According to recent studies, 70 percent of Americans believe that global warming is happening.
While this statistic provides a national average figure, it doesn’t account for the large diversity in opinion Americans have based on their geography.
So to get a more specific and detailed view of public beliefs about climate change across the United States, the Yale Program on Climate Change Communication developed several interactive maps projecting climate beliefs at the national, state, congressional district, metro area and county scales.
Each level is featured as a different tab on the publically released web tool to enable the public and policy-makers to explore the average global warming beliefs in any given U.S. county or congressional district and see the variation regarding climate beliefs and preferences between places.
In trying to map out public beliefs about climate change and understand the political dimension of climate politics, the efforts involved a network of scholars, including those at UC Santa Barbara and Utah State.
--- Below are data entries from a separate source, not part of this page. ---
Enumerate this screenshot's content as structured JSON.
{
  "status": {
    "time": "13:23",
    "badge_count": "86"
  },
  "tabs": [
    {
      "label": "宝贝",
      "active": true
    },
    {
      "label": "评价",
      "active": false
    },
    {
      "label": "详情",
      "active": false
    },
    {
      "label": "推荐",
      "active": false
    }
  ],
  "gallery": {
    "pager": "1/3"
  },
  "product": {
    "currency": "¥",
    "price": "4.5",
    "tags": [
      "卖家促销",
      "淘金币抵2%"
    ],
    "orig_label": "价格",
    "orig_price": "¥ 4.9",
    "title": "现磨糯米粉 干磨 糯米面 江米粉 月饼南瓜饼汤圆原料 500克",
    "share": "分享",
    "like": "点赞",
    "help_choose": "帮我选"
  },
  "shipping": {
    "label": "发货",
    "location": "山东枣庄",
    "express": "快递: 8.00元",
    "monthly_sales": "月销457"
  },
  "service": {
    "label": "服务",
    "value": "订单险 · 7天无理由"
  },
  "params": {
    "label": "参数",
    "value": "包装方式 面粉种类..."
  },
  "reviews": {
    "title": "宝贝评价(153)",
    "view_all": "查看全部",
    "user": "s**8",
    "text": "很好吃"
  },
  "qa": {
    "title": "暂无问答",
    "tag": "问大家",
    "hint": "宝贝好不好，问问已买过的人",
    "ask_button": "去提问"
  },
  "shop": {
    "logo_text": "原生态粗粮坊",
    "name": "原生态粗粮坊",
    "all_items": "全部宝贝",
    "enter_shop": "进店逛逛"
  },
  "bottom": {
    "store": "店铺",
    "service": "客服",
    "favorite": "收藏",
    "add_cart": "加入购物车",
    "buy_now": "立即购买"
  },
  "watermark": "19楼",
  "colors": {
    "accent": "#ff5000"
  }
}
“This project [was about] trying to develop a new tool, a new type of data … to fill a need that we saw existing in U.S. policy-making [and that] came from a real need to have good social science data that would complement science and economic data,” Matto Mildenberger, a member of the Yale Program on Climate Change Communication and assistant professor of political science at UCSB, said.
Climate scientists have spent decades developing highly local maps of climate impact associated with extreme weather or sea-level rise. Economists have studied how climate-change policies impact local communities. But the political dynamics associated with climate reforms at the same level had yet to be understood, Mildenberger noted. With the majority of data about public climate change opinion being at the national level, the known distribution of public opinion at sub-national levels was trailing behind.
“When we look at opinion polls that are in the news, we often have data on what Americans believe or maybe what Californians believe,” Mildenberger said. “But it doesn’t really tell us a lot about what individuals in a particular congressional district or city or county think about some of these policies, even though a lot of the policy responses to the climate crisis need to happen at the local scale.”
From 2008 to 2016, the Yale Project on Climate Change Communication ran major opinion polls on U.S. climate beliefs, surveying over 18,000 American adults bi-annually.
The survey questions elicited responses about beliefs on climate change — including whether Americans believe climate change is happening and if it is human-caused; their attitudes toward climate change; whether Americans think climate change will personally affect them, their children and other people; and policy preferences, such as whether Americans support renewable energy or regulation of carbon pollution from coal-fired power plants.
After collecting and validating the enormous pool of national data, the project members transferred the survey results to develop a statistical model, which could project the data onto local-level scales seen on the finished maps.
According to Mildenberger, the project’s data could be informative and beneficial for policy-makers and planners in understanding what type of reception certain parts of the public may have to climate policies and in engaging with the public about global warming issues.
One observation he made was that regulation for carbon pollution for coal-fired power plants was more widespread than predicted. This was especially true in more conservative-leading districts that were expected to hold weaker support for certain types of climate policy action.
“I think we know that Americans broadly support various types of climate policy action, and what’s interesting about this data is the degree to which there’s quite a bit of homogeneity even across different parts of the country in support for that type of action. So I think that this sort of data has a lot of value in terms of public advocacy,” Mildenberger said.
While the country shares certain opinions on some climate-change issues, Americans are divided on others. Fifty-eight percent of Americans are worried about global warming, yet only 40 percent believe that climate change will be harmful to them personally.
“Right now, global warming still seems psychologically distant to many Americans,” Mildenberger said. “We might expect this to change as the impacts of the climate crisis [begin to be realized] more frequently. There is a lot of active research going on right now to understand how experiences with such events as the California drought shape people’s perceptions of the climate threat.”